The new translation's style is concise and refined. It involves short sentences of four or six characters, a feature of the Book of Songs (11th to 7th centuries BC) and the Sung poetry (960-1279). The language used is a combination of classical Chinese and modern Chinese. Unnecessary functional words like "o'er" are often omitted, for according to the Chinese poet, Yu Dafu (1898-1945), the Chinese language is characterized by often being disconnected formally but connected semantically.
faa1 kei4花旗 [Flower-Flag]
The title is rendered as faa1 kei4 piu1 piu1花旗飄飄 [Flower-Flag Fluttering], instead of 星條旗 [Star-Stripe Flag], as in the other Chinese translations, for星條旗 [Star-Stripe Flag] is a strange combination in Chinese. faa1 kei4花旗[Flower-Flag] has actually been used by Hongkongers to describe the American flag for more than 100 years. The official Chinese name of the Citbank is still faa1 kei4 ngan4 hong4花旗銀行。飄飄 [Fluttering] also sounds lofty and jaunty.
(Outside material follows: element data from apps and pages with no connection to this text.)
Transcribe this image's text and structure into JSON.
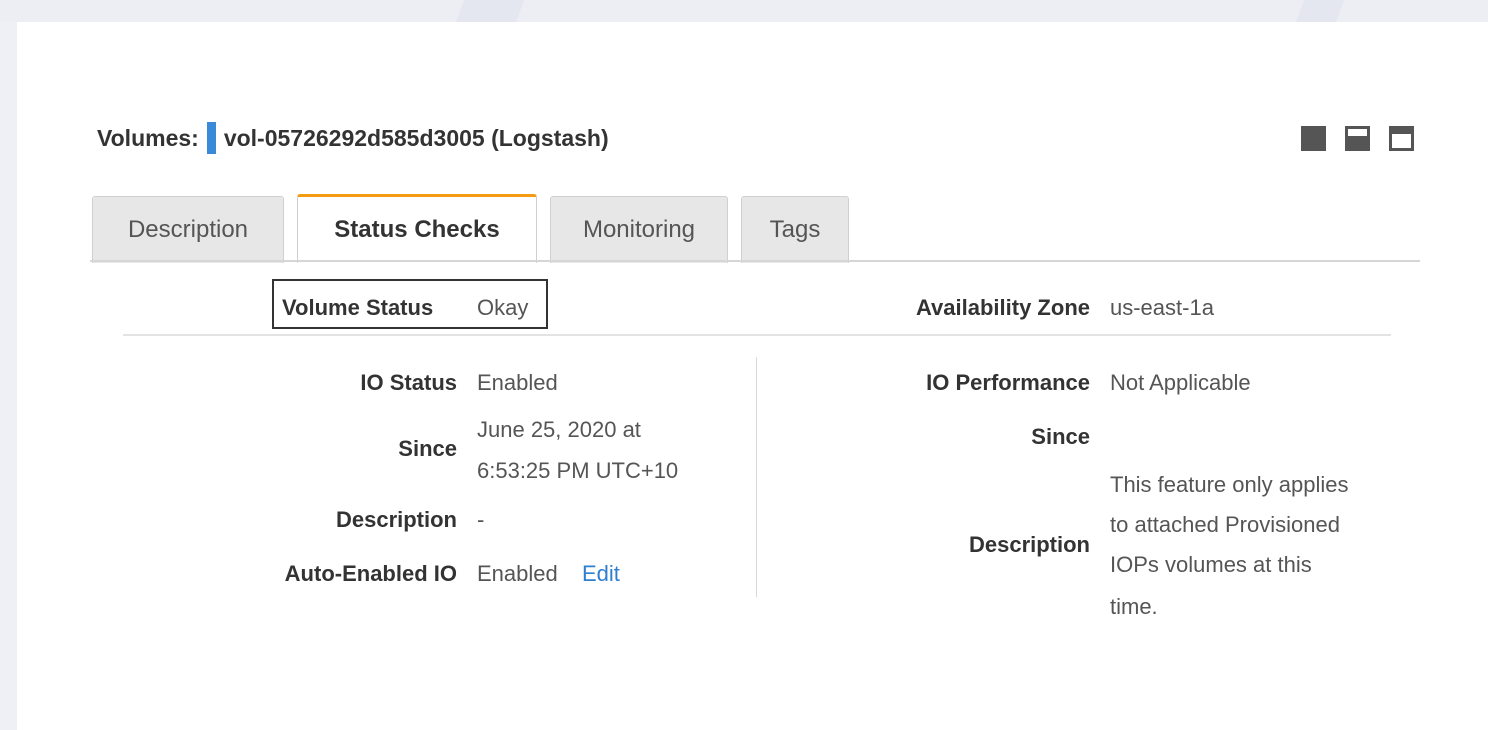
{
  "header": {
    "label": "Volumes:",
    "volume": "vol-05726292d585d3005 (Logstash)"
  },
  "window_icons": [
    "panel-full-icon",
    "panel-split-icon",
    "panel-min-icon"
  ],
  "tabs": [
    {
      "label": "Description",
      "active": false
    },
    {
      "label": "Status Checks",
      "active": true
    },
    {
      "label": "Monitoring",
      "active": false
    },
    {
      "label": "Tags",
      "active": false
    }
  ],
  "left": {
    "volume_status_label": "Volume Status",
    "volume_status_value": "Okay",
    "io_status_label": "IO Status",
    "io_status_value": "Enabled",
    "since_label": "Since",
    "since_value_line1": "June 25, 2020 at",
    "since_value_line2": "6:53:25 PM UTC+10",
    "description_label": "Description",
    "description_value": "-",
    "auto_enabled_label": "Auto-Enabled IO",
    "auto_enabled_value": "Enabled",
    "edit_link": "Edit"
  },
  "right": {
    "az_label": "Availability Zone",
    "az_value": "us-east-1a",
    "io_perf_label": "IO Performance",
    "io_perf_value": "Not Applicable",
    "since_label": "Since",
    "description_label": "Description",
    "description_lines": [
      "This feature only applies",
      "to attached Provisioned",
      "IOPs volumes at this",
      "time."
    ]
  },
  "colors": {
    "accent_tab": "#f39c12",
    "marker": "#3b8ad9",
    "link": "#2f7fd1"
  }
}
Comparison of the New Translation with Former Translations
1. Grammatical Issues
E.g. In Lin Jishi 林技師's translation of the line "can you see by the dawn's early light" follows the original word order (你們能看到藉著早上晨曦的光芒), while according to Chinese syntax, "by the dawn's early light" should go before "see".
My translation consists of 76 words; Lin Jishi 275; Baidu 111; Wikipedia 124.
E.g., " O say can you see by the dawn's early light, What so proudly we hailed at the twilight's last gleaming," is translated in the Wikipedia version as "噢，說吧！你可看見，從晨曦的曙光中，讓我們對着陰暮僅餘一道光自豪地歡呼[O, speak! Can you see, from the dawn's twilight, Let us, facing the last remnant beam of light of the gloomy dusk, proudly cheer] ", which is inconsistent, clumsy, and almost unintelligible. Indeed, "O say" is unChinese when literally translated. "Let us" is totally uncalled for and incompatible with the rest. My translation reads, "晨曦曙光，仍見晚霞餘輝，闊帶明星，歡呼自豪；連場血戰， [The dawn's twilight still reveals the dusk's remnant gleam, the broad stripes and bright stars, and proud cheers through perilous fights]. 晚霞餘輝[the dusk's remnant gleam] is an elegant four-character phrase for the twilight's last gleaming.
E.g., in Baidu's version, the subordinate clause, "Whose broad stripes and bright stars through the perilous fight, O'er the ramparts we watched, were so gallantly streaming?", is mistaken as an independent question in itself.